YOUR OBJECTIVE: Set down every record once more, exactly as given.

(Records from a dataset)
****************************************
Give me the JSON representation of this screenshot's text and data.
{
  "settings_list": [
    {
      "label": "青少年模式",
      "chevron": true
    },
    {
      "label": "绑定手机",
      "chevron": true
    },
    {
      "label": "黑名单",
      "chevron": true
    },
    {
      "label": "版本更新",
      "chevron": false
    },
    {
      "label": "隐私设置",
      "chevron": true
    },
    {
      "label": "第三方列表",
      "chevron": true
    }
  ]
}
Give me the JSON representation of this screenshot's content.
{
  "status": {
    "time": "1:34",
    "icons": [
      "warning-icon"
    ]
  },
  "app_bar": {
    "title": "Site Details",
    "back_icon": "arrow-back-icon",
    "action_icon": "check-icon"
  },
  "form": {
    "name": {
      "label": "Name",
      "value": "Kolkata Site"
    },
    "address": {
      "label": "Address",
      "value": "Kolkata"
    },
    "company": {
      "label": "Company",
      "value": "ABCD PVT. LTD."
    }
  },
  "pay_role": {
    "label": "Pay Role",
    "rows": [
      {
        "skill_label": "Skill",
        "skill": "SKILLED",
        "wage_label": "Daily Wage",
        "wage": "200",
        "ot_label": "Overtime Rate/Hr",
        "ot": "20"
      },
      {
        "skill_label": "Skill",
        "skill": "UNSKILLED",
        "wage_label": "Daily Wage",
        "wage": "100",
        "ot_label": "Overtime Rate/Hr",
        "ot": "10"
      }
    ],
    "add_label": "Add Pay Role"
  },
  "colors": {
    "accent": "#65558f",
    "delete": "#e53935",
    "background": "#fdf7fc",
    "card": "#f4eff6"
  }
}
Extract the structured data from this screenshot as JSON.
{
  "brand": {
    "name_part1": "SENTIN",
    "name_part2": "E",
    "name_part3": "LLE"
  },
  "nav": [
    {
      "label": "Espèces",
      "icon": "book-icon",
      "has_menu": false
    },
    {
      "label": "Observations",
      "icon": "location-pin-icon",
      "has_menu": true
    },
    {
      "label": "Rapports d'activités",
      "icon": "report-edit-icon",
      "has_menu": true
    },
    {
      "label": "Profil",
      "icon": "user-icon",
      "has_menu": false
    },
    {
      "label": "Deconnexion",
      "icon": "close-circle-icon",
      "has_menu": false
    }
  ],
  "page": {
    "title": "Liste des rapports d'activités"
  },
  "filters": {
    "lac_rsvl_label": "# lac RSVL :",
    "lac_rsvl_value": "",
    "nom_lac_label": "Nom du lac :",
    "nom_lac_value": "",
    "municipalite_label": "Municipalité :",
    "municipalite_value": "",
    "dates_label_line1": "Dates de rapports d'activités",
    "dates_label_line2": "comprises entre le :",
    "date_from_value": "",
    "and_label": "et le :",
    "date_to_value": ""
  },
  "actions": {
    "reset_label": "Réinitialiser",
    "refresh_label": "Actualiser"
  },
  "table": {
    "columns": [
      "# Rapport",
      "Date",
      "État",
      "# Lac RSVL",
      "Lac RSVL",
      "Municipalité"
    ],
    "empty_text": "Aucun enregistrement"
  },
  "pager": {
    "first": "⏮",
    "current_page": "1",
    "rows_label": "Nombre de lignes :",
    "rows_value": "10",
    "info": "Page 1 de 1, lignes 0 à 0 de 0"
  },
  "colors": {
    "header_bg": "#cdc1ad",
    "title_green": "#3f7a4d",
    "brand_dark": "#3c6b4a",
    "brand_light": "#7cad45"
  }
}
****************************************
WRITTEN REPLY:
Give me the JSON representation of this screenshot's text and data.
{
  "settings_list": [
    {
      "label": "青少年模式",
      "chevron": true
    },
    {
      "label": "绑定手机",
      "chevron": true
    },
    {
      "label": "黑名单",
      "chevron": true
    },
    {
      "label": "版本更新",
      "chevron": false
    },
    {
      "label": "隐私设置",
      "chevron": true
    },
    {
      "label": "第三方列表",
      "chevron": true
    }
  ]
}
Give me the JSON representation of this screenshot's content.
{
  "status": {
    "time": "1:34",
    "icons": [
      "warning-icon"
    ]
  },
  "app_bar": {
    "title": "Site Details",
    "back_icon": "arrow-back-icon",
    "action_icon": "check-icon"
  },
  "form": {
    "name": {
      "label": "Name",
      "value": "Kolkata Site"
    },
    "address": {
      "label": "Address",
      "value": "Kolkata"
    },
    "company": {
      "label": "Company",
      "value": "ABCD PVT. LTD."
    }
  },
  "pay_role": {
    "label": "Pay Role",
    "rows": [
      {
        "skill_label": "Skill",
        "skill": "SKILLED",
        "wage_label": "Daily Wage",
        "wage": "200",
        "ot_label": "Overtime Rate/Hr",
        "ot": "20"
      },
      {
        "skill_label": "Skill",
        "skill": "UNSKILLED",
        "wage_label": "Daily Wage",
        "wage": "100",
        "ot_label": "Overtime Rate/Hr",
        "ot": "10"
      }
    ],
    "add_label": "Add Pay Role"
  },
  "colors": {
    "accent": "#65558f",
    "delete": "#e53935",
    "background": "#fdf7fc",
    "card": "#f4eff6"
  }
}
Extract the structured data from this screenshot as JSON.
{
  "brand": {
    "name_part1": "SENTIN",
    "name_part2": "E",
    "name_part3": "LLE"
  },
  "nav": [
    {
      "label": "Espèces",
      "icon": "book-icon",
      "has_menu": false
    },
    {
      "label": "Observations",
      "icon": "location-pin-icon",
      "has_menu": true
    },
    {
      "label": "Rapports d'activités",
      "icon": "report-edit-icon",
      "has_menu": true
    },
    {
      "label": "Profil",
      "icon": "user-icon",
      "has_menu": false
    },
    {
      "label": "Deconnexion",
      "icon": "close-circle-icon",
      "has_menu": false
    }
  ],
  "page": {
    "title": "Liste des rapports d'activités"
  },
  "filters": {
    "lac_rsvl_label": "# lac RSVL :",
    "lac_rsvl_value": "",
    "nom_lac_label": "Nom du lac :",
    "nom_lac_value": "",
    "municipalite_label": "Municipalité :",
    "municipalite_value": "",
    "dates_label_line1": "Dates de rapports d'activités",
    "dates_label_line2": "comprises entre le :",
    "date_from_value": "",
    "and_label": "et le :",
    "date_to_value": ""
  },
  "actions": {
    "reset_label": "Réinitialiser",
    "refresh_label": "Actualiser"
  },
  "table": {
    "columns": [
      "# Rapport",
      "Date",
      "État",
      "# Lac RSVL",
      "Lac RSVL",
      "Municipalité"
    ],
    "empty_text": "Aucun enregistrement"
  },
  "pager": {
    "first": "⏮",
    "current_page": "1",
    "rows_label": "Nombre de lignes :",
    "rows_value": "10",
    "info": "Page 1 de 1, lignes 0 à 0 de 0"
  },
  "colors": {
    "header_bg": "#cdc1ad",
    "title_green": "#3f7a4d",
    "brand_dark": "#3c6b4a",
    "brand_light": "#7cad45"
  }
}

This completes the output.